With Thanksgiving next week, many of us are probably already daydreaming of that first bite into the Thanksgiving turkey, stuffing, and mashed potatoes. In fact, button-popping, indigestion-inducing gluttony has all but been normalized in the American ethos when we think about the late-November holiday. And pop culture has undoubtedly played into that. Think, of course, about Joey in Friends shamelessly wearing 'Thanksgiving pants' - actually maternity pants - so that he can more easily consume Thanksgiving turkey unrestricted by his pesky waistband.
Indeed, we've become so accustomed to eating obscene amounts of food and drink to show our thanks that we may have lost track of whether God would approve of our seasonal overeating.
It's a hypothetical question, of course, and one that isn't so easy to answer. Does God approve of Thanksgiving?
Perhaps we should start by shedding light on a few misconceptions that continue to abound concerning the quintessential American holiday.
Some might believe Thanksgiving started as a Christian affair amongst the early Pilgrims and Puritans. Turns out that is only half the story - the origins of the holiday are about as Christian as hunting colored Easter Bunny eggs to celebrate the resurrection of Jesus.
Thanksgiving was actually derived from an ancient English yearly pagan harvest celebration, completely separate from the more solemn religious "days of thanksgivings" act practiced by the Church of England without any particular date. While the two eventually merged, the fact remains that our more modern celebration (the family gatherings, the large meals) are definitely more 'harvest home' than Puritan; and the cornucopia a pagan symbol more steeped in Roman and Greek mythology than any Christian religious text.
Still, the 'first Thanksgiving' was indeed a real event, a shared autumnal feast between early Plymouth colonists and the Wampanoag Indians. However, it was a celebration of a good harvest after a tough and dangerous winter. And while glory to God was undoubtedly given, that was hardly the main event.
Glutton for Punishment
The Bible, in fact, frowns upon any sort of thanksgiving that simply focuses on one big meal a year. "Rejoice always, pray without ceasing, give thanks in all circumstances; for this is the will of God in Christ Jesus for you" writes Paul in (1 Thessalonians 5:16 18).
Then there's the whole gluttony issue.
It's bad enough we seem to focus so much of our thanks on one Pilgrim-inspired holiday, but then the fact we do it by serving turkey, mashed potatoes and gravy, stuffing, scores of casseroles, and liberally-buttered dinner rolls, topped off with cranberry sauce, pumpkin pie and every brand of craft beer and wine imaginable, to the point of literal comatose, scores us no points with Proverbs 23:21:

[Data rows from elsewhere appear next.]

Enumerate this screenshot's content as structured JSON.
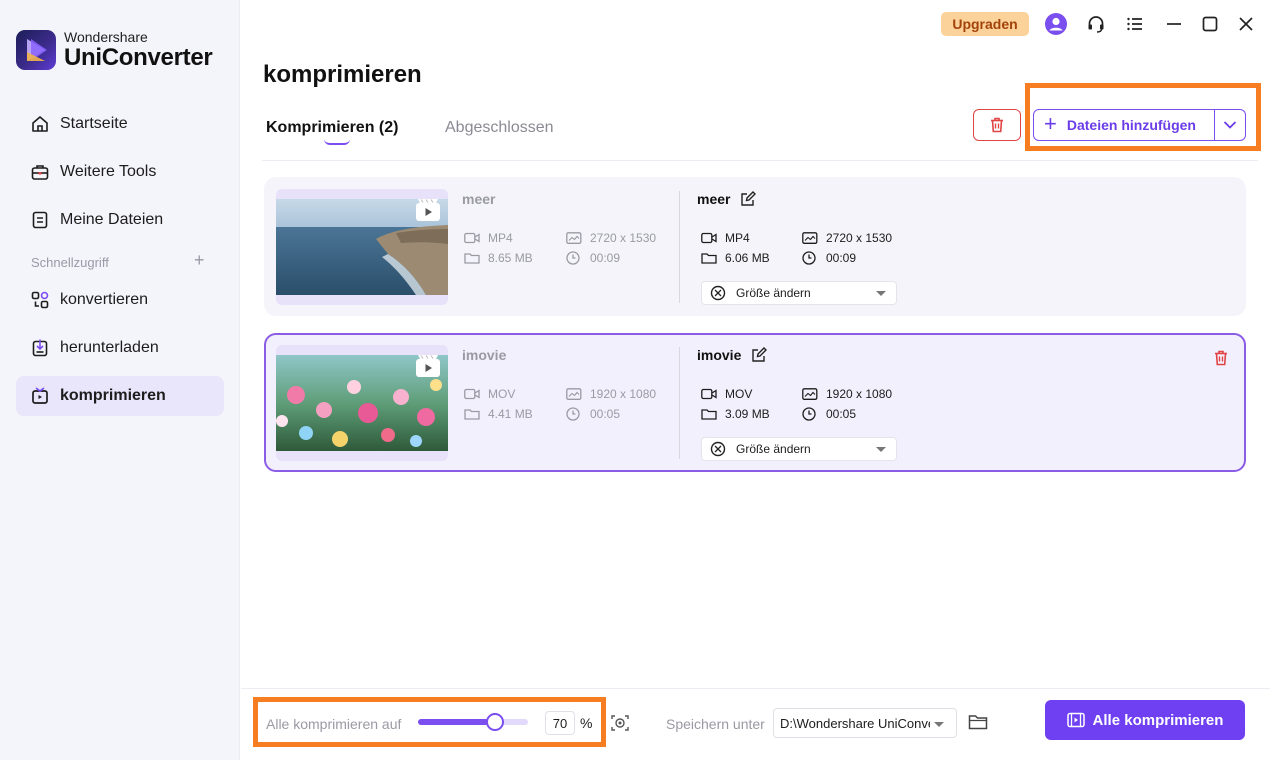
{
  "app": {
    "brand_small": "Wondershare",
    "brand_big": "UniConverter",
    "upgrade_label": "Upgraden"
  },
  "sidebar": {
    "items": [
      {
        "label": "Startseite",
        "icon": "home-icon"
      },
      {
        "label": "Weitere Tools",
        "icon": "toolbox-icon"
      },
      {
        "label": "Meine Dateien",
        "icon": "file-icon"
      }
    ],
    "section_label": "Schnellzugriff",
    "section_plus": "+",
    "quick": [
      {
        "label": "konvertieren",
        "icon": "convert-icon"
      },
      {
        "label": "herunterladen",
        "icon": "download-icon"
      },
      {
        "label": "komprimieren",
        "icon": "compress-icon",
        "active": true
      }
    ]
  },
  "main": {
    "title": "komprimieren",
    "tab_active": "Komprimieren (2)",
    "tab_inactive": "Abgeschlossen",
    "add_files_label": "Dateien hinzufügen"
  },
  "files": [
    {
      "src": {
        "name": "meer",
        "format": "MP4",
        "size": "8.65 MB",
        "resolution": "2720 x 1530",
        "duration": "00:09"
      },
      "dst": {
        "name": "meer",
        "format": "MP4",
        "size": "6.06 MB",
        "resolution": "2720 x 1530",
        "duration": "00:09"
      },
      "size_option": "Größe ändern"
    },
    {
      "src": {
        "name": "imovie",
        "format": "MOV",
        "size": "4.41 MB",
        "resolution": "1920 x 1080",
        "duration": "00:05"
      },
      "dst": {
        "name": "imovie",
        "format": "MOV",
        "size": "3.09 MB",
        "resolution": "1920 x 1080",
        "duration": "00:05"
      },
      "size_option": "Größe ändern"
    }
  ],
  "bottom": {
    "compress_label": "Alle komprimieren auf",
    "percent_value": "70",
    "percent_sign": "%",
    "save_label": "Speichern unter",
    "save_path": "D:\\Wondershare UniConverter",
    "compress_all_label": "Alle komprimieren"
  },
  "colors": {
    "accent": "#6f3ff2",
    "highlight": "#f77d23",
    "danger": "#e04444",
    "upgrade_bg": "#fbd29a"
  }
}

"For the drunkard and the glutton will come to poverty, And slumber will clothe them with rags."
The meaning is clear. Over-indulgence, and the lethargy that comes with that, leads to ruin. And lest we forget that gluttony is one of the seven deadly sins. Gluttony not only leads to the sort of gross over-indulgence depicted in Proverbs 23:21, but also denies the needy food and creates needless waste.

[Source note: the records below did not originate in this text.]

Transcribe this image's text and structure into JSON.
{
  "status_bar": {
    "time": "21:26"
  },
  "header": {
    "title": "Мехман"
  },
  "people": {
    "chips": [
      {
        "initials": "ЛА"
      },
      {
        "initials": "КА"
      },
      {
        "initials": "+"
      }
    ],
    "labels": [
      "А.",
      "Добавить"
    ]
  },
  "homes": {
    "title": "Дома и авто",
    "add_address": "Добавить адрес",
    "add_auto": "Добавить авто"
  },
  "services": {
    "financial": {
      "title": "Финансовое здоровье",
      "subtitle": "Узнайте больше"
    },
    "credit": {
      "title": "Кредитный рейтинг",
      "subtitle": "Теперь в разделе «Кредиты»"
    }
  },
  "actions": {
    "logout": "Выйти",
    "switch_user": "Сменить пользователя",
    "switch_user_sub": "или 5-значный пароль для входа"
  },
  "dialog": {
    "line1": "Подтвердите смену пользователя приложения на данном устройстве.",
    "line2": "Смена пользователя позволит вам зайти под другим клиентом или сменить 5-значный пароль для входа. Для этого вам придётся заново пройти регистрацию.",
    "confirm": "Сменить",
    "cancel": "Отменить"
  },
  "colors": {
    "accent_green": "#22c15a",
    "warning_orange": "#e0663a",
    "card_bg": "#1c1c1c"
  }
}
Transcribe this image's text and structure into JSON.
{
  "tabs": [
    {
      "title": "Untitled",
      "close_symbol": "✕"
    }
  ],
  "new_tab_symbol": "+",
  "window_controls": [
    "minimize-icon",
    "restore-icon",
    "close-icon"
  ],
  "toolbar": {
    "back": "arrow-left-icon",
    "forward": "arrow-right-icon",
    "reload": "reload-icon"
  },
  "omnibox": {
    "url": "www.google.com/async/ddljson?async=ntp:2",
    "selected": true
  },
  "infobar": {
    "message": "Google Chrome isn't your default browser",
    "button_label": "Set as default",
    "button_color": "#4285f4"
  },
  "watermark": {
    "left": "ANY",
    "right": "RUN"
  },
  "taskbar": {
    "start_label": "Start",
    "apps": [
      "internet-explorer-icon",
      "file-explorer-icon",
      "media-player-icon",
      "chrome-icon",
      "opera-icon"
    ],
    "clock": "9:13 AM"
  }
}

You can see where all this is going. God frowns upon the notion of excess. And for too many of us, Thanksgiving has become more a celebration of food and a reason to stuff our face than an actual giving of thanks.

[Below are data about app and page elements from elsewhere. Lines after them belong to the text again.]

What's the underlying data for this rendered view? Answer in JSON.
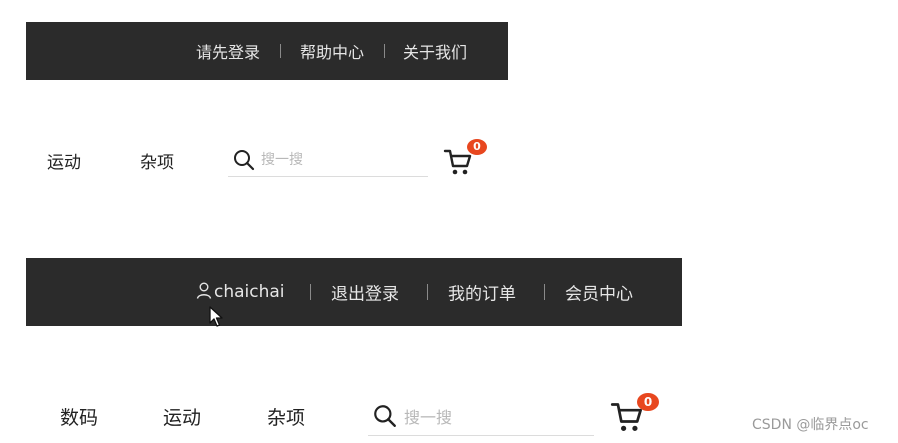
{
  "before_login": {
    "topbar": {
      "login": "请先登录",
      "help": "帮助中心",
      "about": "关于我们"
    },
    "nav": [
      "运动",
      "杂项"
    ],
    "search": {
      "placeholder": "搜一搜",
      "value": ""
    },
    "cart": {
      "count": "0"
    }
  },
  "after_login": {
    "topbar": {
      "username": "chaichai",
      "logout": "退出登录",
      "orders": "我的订单",
      "member": "会员中心"
    },
    "nav": [
      "数码",
      "运动",
      "杂项"
    ],
    "search": {
      "placeholder": "搜一搜",
      "value": ""
    },
    "cart": {
      "count": "0"
    }
  },
  "watermark": "CSDN @临界点oc",
  "colors": {
    "topbar_bg": "#2b2b2b",
    "topbar_text": "#e6e6e6",
    "badge": "#e8471f"
  },
  "icons": [
    "user-icon",
    "search-icon",
    "cart-icon",
    "mouse-cursor-icon"
  ]
}
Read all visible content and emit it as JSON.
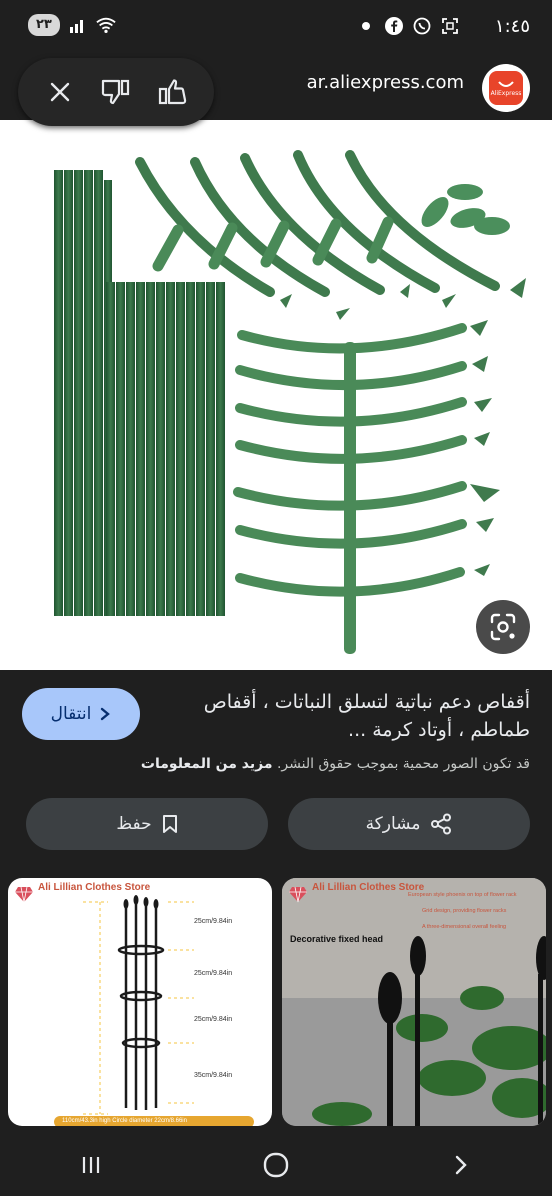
{
  "status": {
    "time": "١:٤٥",
    "battery": "٢٣"
  },
  "top_bar": {
    "site_url": "ar.aliexpress.com",
    "logo_text": "AliExpress"
  },
  "result": {
    "title": "أقفاص دعم نباتية لتسلق النباتات ، أقفاص طماطم ، أوتاد كرمة ...",
    "visit_label": "انتقال",
    "copyright_text": "قد تكون الصور محمية بموجب حقوق النشر.",
    "more_info_label": "مزيد من المعلومات"
  },
  "actions": {
    "share_label": "مشاركة",
    "save_label": "حفظ"
  },
  "related": [
    {
      "store": "Ali Lillian Clothes Store",
      "labels": [
        "25cm/9.84in",
        "25cm/9.84in",
        "25cm/9.84in",
        "35cm/9.84in"
      ],
      "footer": "110cm/43.3in high    Circle diameter 22cm/8.66in"
    },
    {
      "store": "Ali Lillian Clothes Store",
      "caption": "Decorative fixed head",
      "notes": [
        "European style phoenix on top of flower rack",
        "Grid design, providing flower racks",
        "A three-dimensional overall feeling"
      ]
    }
  ],
  "colors": {
    "accent": "#a8c7fa",
    "background": "#1f1f1f",
    "pill": "#3c4043",
    "plant_green": "#3f7a4d",
    "stake_green": "#2f6a3e"
  }
}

All Things in Moderation?
Of course, there are plenty of Christian defenses of Thanksgiving, and not everyone thinks that one day of over-indulgence a year is a sin. A piece by Religion News Service says that all of the positivity associated with Thanksgiving - love of family, togetherness, building joyous memories - is worthy of a mulligan on the gluttony front. It's the rest of the year we should be worried about, says Brevard College professor Mary Louise Bringle. "Sitting around the table at a feast is not a gluttonous act, sitting in front of the television gobbling potato chips is."
The larger sin at hand, she says, is the failure to recognize God's role in providing you sustenance. To fail to recognize His hand in your meal. "Eating too much," she says, "is [only] a small part of gluttony."
She argues that its the other 364 days of the year we need to be watching out for. One big meal, celebrated joyously amongst family, isn't a sin. It's when we take our excessive desires into our daily lives that it becomes a problem.
Food for Thought
As the Apostle Paul said, the human body is God's temple. Isn't clogging your temple's arteries and expanding your temple's gut an affront against God? On the other hand
Given that many of us so rarely get to sit down with our families and enjoy a large meal in loved ones' company, can't we get one holiday where we're allowed to over-indulge a bit? Can we just count our blessings on Thanksgiving, and save counting our calories for another day?
What do you think? Does God really approve of Thanksgiving dinner and all the overindulgent excess that goes with that? Or is reinforcing our family bonds and breaking bread with those we love enough that we can get a pass - for one day, at least?